## Work required
Report every line below that has the string "floating" in it.

[Excerpts from an interface dataset]
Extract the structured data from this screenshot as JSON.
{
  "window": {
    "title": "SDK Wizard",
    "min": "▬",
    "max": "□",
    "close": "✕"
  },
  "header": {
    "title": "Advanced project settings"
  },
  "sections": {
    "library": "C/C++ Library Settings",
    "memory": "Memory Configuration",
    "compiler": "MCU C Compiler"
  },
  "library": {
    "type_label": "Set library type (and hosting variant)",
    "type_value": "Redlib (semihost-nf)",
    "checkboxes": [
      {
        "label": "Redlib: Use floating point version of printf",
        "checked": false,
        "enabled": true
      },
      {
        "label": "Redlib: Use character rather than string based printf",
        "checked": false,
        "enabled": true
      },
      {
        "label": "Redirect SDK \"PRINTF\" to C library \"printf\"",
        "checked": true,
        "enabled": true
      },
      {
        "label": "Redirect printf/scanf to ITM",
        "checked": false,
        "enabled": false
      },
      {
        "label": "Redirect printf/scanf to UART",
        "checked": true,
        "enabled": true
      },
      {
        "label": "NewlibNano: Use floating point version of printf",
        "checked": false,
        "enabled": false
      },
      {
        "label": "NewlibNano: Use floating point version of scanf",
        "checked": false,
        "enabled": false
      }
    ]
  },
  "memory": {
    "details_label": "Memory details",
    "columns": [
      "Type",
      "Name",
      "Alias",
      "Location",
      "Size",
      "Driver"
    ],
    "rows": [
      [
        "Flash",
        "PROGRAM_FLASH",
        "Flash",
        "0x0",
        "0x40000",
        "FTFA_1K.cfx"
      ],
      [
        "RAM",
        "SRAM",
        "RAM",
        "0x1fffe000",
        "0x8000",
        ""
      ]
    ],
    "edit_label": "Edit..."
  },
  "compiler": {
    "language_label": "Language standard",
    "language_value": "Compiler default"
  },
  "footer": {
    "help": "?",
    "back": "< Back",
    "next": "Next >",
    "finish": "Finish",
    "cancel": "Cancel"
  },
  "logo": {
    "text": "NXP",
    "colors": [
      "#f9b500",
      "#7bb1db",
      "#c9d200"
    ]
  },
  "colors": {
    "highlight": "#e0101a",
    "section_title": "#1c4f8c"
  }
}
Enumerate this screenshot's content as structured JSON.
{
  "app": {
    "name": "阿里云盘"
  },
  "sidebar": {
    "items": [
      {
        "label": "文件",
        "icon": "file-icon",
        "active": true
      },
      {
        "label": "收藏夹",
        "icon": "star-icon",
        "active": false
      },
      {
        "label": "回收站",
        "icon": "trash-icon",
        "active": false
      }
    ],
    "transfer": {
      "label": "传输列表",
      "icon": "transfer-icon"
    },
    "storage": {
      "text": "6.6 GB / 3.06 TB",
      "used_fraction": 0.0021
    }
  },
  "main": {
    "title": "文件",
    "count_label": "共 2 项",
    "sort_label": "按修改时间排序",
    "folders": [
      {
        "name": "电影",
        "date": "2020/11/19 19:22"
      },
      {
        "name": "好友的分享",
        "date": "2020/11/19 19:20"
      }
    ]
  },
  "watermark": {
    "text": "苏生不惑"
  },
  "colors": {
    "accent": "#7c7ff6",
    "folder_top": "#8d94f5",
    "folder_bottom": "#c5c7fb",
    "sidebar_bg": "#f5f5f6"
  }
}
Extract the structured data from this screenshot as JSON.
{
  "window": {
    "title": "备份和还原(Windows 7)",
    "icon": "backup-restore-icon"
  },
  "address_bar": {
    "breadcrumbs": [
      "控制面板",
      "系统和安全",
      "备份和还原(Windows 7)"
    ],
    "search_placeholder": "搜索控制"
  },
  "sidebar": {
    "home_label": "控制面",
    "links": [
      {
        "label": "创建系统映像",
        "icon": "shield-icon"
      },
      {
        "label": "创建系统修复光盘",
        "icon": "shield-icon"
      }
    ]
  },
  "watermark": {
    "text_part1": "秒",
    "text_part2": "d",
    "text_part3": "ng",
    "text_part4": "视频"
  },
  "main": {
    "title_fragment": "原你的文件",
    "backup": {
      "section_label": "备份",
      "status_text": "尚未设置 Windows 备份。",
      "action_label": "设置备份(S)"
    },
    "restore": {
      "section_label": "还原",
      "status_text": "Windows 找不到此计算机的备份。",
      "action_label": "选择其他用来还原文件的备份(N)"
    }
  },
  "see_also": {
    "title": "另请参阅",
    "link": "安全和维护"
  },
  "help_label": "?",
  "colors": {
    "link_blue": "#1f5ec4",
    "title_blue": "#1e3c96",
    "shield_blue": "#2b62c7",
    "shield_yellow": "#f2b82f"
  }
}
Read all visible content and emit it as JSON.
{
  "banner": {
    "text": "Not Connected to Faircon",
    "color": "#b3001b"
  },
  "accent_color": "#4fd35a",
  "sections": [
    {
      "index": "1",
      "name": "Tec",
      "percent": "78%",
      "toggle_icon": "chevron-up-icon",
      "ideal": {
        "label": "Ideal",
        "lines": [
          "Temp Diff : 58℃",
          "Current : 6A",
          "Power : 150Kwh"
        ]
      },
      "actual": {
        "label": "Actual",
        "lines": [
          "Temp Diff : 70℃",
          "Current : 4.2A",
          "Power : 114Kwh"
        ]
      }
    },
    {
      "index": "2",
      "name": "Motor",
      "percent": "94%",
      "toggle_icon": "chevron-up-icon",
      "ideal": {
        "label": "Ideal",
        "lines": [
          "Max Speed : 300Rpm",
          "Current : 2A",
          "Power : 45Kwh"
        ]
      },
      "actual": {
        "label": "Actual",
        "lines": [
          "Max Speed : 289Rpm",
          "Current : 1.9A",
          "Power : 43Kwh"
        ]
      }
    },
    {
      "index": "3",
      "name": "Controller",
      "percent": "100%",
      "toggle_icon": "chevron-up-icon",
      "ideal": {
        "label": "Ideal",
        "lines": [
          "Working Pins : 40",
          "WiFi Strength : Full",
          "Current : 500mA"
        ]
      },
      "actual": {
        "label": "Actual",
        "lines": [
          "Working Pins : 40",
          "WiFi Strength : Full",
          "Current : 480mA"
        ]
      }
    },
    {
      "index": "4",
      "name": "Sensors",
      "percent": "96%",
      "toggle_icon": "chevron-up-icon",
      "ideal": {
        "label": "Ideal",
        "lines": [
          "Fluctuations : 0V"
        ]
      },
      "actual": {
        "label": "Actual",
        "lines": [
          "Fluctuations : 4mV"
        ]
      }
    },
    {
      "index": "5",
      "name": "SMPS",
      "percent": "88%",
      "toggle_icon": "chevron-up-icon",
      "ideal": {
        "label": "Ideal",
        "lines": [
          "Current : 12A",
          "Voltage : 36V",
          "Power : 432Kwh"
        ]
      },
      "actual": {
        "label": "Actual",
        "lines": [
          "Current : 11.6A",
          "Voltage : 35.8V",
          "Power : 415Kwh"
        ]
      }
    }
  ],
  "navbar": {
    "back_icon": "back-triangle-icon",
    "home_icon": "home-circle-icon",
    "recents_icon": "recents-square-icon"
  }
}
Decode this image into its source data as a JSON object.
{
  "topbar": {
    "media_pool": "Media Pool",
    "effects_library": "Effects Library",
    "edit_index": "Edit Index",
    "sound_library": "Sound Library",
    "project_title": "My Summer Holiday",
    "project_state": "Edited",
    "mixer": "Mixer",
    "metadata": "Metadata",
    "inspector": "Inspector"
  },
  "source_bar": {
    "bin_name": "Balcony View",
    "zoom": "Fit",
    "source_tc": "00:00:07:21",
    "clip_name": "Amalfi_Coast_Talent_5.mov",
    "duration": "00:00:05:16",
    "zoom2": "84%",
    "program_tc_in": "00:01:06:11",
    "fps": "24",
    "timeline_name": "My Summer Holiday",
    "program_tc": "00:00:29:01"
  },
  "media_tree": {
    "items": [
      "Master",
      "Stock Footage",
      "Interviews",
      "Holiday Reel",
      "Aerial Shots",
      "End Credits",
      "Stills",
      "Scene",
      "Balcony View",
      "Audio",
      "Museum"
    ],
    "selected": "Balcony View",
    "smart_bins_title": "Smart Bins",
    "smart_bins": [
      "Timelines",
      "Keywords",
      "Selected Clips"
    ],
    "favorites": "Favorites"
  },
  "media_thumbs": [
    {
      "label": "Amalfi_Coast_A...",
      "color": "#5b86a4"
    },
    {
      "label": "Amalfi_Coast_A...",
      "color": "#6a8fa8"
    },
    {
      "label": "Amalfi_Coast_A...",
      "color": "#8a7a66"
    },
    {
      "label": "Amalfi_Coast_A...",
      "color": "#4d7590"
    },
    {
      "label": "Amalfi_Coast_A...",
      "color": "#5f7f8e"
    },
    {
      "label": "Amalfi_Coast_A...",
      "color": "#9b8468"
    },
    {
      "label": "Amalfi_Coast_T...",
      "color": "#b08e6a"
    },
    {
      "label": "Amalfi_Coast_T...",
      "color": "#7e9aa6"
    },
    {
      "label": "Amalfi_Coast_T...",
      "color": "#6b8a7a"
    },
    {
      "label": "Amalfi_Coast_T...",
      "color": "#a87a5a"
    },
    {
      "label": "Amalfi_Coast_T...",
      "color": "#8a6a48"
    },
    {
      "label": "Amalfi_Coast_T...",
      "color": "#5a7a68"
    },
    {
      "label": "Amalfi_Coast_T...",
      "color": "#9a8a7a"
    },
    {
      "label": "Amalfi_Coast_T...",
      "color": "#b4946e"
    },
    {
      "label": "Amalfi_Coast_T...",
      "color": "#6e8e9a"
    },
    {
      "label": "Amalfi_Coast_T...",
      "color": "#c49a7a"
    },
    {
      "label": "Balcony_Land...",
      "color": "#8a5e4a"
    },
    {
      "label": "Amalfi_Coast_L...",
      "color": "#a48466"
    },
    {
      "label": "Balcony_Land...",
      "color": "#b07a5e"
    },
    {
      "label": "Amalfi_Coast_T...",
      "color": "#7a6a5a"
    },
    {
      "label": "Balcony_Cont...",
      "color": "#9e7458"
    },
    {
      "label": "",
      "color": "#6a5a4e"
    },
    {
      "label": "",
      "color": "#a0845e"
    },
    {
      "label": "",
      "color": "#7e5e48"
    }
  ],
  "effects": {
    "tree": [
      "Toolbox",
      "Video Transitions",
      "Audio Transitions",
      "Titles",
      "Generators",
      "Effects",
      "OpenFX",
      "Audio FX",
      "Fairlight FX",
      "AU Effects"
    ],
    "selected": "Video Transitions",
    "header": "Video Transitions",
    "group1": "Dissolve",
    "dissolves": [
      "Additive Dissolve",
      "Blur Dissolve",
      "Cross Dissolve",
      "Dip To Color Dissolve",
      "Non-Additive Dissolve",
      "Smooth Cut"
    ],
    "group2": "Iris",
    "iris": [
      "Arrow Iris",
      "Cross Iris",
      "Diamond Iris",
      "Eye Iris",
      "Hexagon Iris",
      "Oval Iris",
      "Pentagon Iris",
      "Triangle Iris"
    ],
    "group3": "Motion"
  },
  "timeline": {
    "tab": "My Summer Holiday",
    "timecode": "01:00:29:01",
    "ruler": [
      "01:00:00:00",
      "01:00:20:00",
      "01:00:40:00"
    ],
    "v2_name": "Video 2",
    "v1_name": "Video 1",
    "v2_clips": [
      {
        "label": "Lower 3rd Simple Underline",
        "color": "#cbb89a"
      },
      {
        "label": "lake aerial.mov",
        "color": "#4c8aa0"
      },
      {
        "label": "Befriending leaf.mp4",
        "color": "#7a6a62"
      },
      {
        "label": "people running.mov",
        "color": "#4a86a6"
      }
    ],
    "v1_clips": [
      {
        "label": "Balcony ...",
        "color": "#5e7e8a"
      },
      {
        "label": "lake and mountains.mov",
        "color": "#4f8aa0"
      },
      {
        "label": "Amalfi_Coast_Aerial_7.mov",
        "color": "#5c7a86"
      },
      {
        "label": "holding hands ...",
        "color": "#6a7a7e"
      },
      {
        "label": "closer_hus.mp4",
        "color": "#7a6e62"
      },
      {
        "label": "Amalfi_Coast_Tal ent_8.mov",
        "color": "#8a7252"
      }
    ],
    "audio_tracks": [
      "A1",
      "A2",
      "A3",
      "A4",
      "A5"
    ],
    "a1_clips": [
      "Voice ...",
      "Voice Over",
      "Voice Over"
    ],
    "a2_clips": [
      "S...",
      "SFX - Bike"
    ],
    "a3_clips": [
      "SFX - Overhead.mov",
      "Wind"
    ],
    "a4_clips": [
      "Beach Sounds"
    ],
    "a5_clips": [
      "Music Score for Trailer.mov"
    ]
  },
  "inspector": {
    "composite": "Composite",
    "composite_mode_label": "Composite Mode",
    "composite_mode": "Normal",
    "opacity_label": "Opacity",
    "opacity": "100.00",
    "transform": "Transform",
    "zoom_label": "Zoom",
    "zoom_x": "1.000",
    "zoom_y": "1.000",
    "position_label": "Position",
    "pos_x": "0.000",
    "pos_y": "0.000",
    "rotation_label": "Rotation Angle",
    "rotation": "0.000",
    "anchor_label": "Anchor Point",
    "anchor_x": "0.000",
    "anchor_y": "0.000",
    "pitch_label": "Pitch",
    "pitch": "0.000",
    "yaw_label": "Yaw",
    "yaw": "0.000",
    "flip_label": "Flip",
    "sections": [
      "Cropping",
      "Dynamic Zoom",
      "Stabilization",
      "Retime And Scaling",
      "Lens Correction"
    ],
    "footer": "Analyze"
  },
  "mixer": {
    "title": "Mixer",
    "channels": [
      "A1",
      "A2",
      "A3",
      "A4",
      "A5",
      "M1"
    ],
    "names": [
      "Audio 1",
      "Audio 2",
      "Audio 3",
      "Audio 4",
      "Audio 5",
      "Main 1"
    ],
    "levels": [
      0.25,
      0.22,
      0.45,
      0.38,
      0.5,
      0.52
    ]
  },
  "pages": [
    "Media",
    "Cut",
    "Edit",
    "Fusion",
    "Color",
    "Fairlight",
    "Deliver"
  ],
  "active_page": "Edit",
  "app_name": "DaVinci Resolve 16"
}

## Result of this task
        "label": "Redlib: Use floating point version of printf",
        "label": "NewlibNano: Use floating point version of printf",
        "label": "NewlibNano: Use floating point version of scanf",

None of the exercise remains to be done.